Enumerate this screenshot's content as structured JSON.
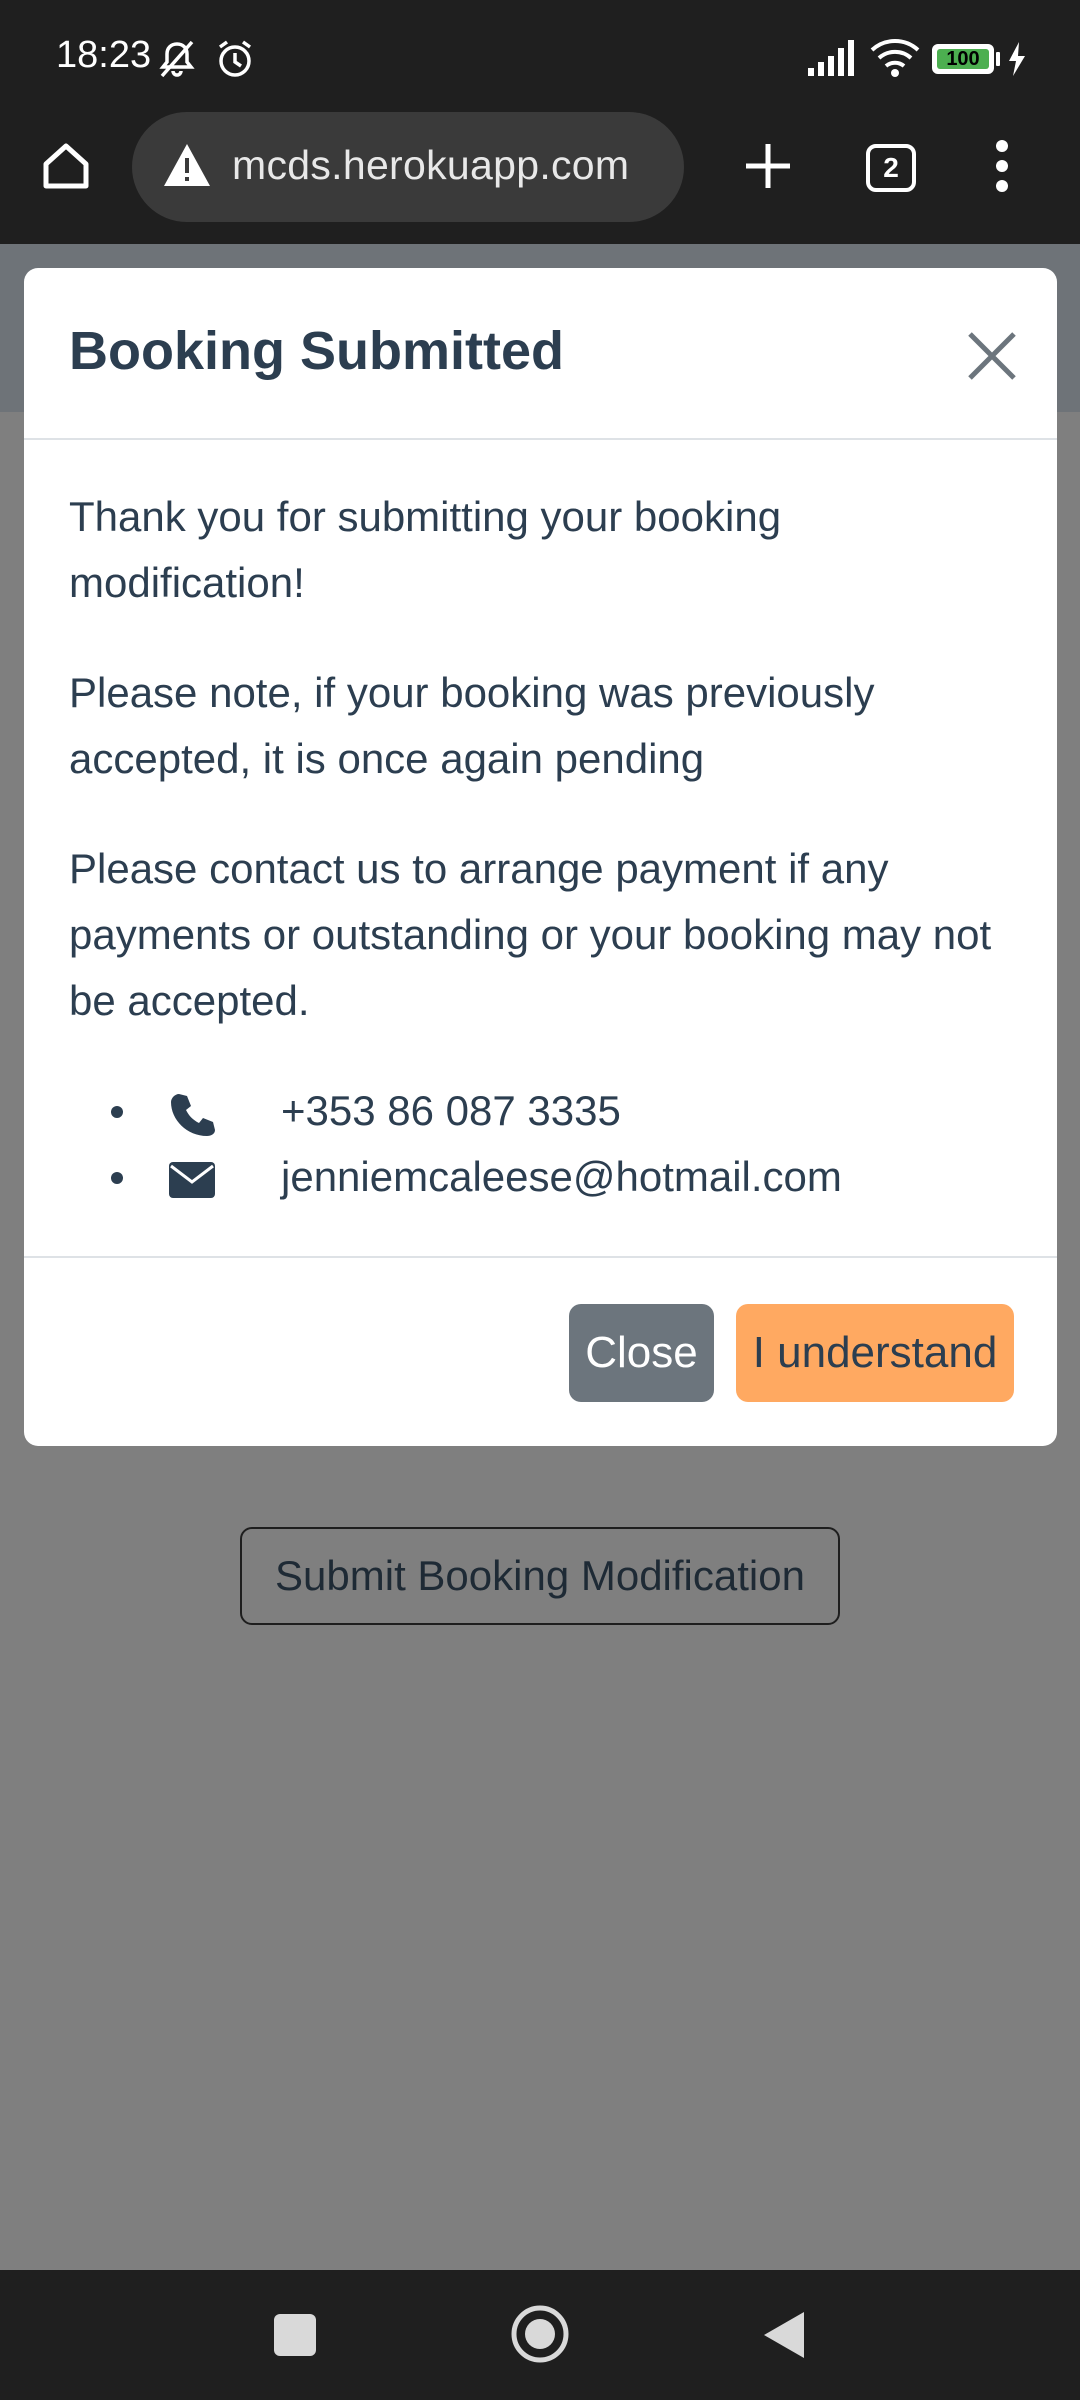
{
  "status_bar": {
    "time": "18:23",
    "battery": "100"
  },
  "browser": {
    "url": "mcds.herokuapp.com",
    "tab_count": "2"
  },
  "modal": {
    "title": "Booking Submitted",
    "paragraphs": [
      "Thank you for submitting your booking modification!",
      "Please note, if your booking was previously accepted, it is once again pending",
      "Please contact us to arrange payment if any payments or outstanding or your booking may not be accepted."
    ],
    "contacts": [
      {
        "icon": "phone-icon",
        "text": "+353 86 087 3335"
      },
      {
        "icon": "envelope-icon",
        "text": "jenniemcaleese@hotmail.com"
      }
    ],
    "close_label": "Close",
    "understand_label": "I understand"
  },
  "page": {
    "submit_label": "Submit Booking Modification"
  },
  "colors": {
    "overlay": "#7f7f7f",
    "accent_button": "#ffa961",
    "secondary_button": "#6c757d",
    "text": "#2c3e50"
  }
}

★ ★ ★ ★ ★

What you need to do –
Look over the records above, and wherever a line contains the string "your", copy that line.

Exercise solution –
      "Thank you for submitting your booking modification!",
      "Please note, if your booking was previously accepted, it is once again pending",
      "Please contact us to arrange payment if any payments or outstanding or your booking may not be accepted."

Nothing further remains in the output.